ON the road next to the South West Engineering building, a small car is getting curious glances and causing people to stop in their tracks.

The Volkswagen Beetle which has been converted into a limousine is the property of the ya-Nakamhelas.

Elanza ya-Nakamhela is programme director of the International Human Rights Exchange Programme in the school of social sciences at Wits, but it is her husband Udi ya-Nakamhela, a freelance journalist, to whom this cool car belongs.

The VW limo is a 1976 model which makes it 35 years old and Udi says it doesn’t have a name, yet.

“I’ve always wanted a Beetle, since I was 16 years old,” says Udi. “I saw a picture of this specific Beetle in a magazine.”

The limo belonged to a company in Randburg that restored Beetles.

“I was bugging the owner to sell it to me and when the company closed down he called me up and asked me if I wanted to buy it,” Udi says.

Beetles have always been the car for Udi. “I have a lime green Beetle convertible at home and this is the fifth Beetle I’ve owned.”

However, this Beetle is not just all looks and no spunk. “It goes up to 140km on the freeway with five people in the car,” Udi says.

“Obviously this isn’t a good thing to do, but I look after the machine very well.”

Udi has had some good and bad memories in his Beetle but the worst one was when he was driving a wedding party to their venue.

“I had the bride, the bridesmaids and the pastor in the car and when we turned onto the estate where the wedding was taking place, another car drove into us. I kept thinking the bride or the pastor could have been seriously injured and this is the memory that stands out the most.

“The best memory I haven’t had yet,” he jokes.

His wife Elanza was not too happy when he first bought the Beetle according to Udi but she now drives it to Wits while her car is in for repairs.

“I originally bought the Beetle to be a weekend car but now we drive it daily,” says Udi.

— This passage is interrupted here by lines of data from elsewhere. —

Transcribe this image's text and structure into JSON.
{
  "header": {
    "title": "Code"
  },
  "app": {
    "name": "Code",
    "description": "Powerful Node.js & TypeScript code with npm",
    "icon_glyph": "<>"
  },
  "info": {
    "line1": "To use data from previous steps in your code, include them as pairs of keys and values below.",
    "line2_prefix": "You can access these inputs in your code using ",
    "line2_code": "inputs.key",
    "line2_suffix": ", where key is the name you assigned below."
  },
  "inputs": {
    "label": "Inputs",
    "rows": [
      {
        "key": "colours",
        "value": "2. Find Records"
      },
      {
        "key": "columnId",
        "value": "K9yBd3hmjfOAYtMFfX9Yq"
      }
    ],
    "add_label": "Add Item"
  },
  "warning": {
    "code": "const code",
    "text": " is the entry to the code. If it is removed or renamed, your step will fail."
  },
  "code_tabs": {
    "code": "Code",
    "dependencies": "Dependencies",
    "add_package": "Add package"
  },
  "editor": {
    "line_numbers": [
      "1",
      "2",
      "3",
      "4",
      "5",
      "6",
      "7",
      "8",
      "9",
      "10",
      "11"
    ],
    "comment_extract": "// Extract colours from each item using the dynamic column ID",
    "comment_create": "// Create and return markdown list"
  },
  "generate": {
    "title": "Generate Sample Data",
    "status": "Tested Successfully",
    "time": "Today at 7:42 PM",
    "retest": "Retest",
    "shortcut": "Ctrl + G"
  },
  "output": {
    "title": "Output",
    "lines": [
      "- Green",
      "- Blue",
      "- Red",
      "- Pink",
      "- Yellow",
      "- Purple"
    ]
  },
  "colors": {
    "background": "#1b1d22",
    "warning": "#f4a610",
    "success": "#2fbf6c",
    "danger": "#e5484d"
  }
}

“Many people have told me to make it into a business for matric farewells and weddings but I bought the car for myself. It’s my toy and my baby.”

THROUGH THE ROOF: Udi ya-Nakamhel peeking through his sun-roof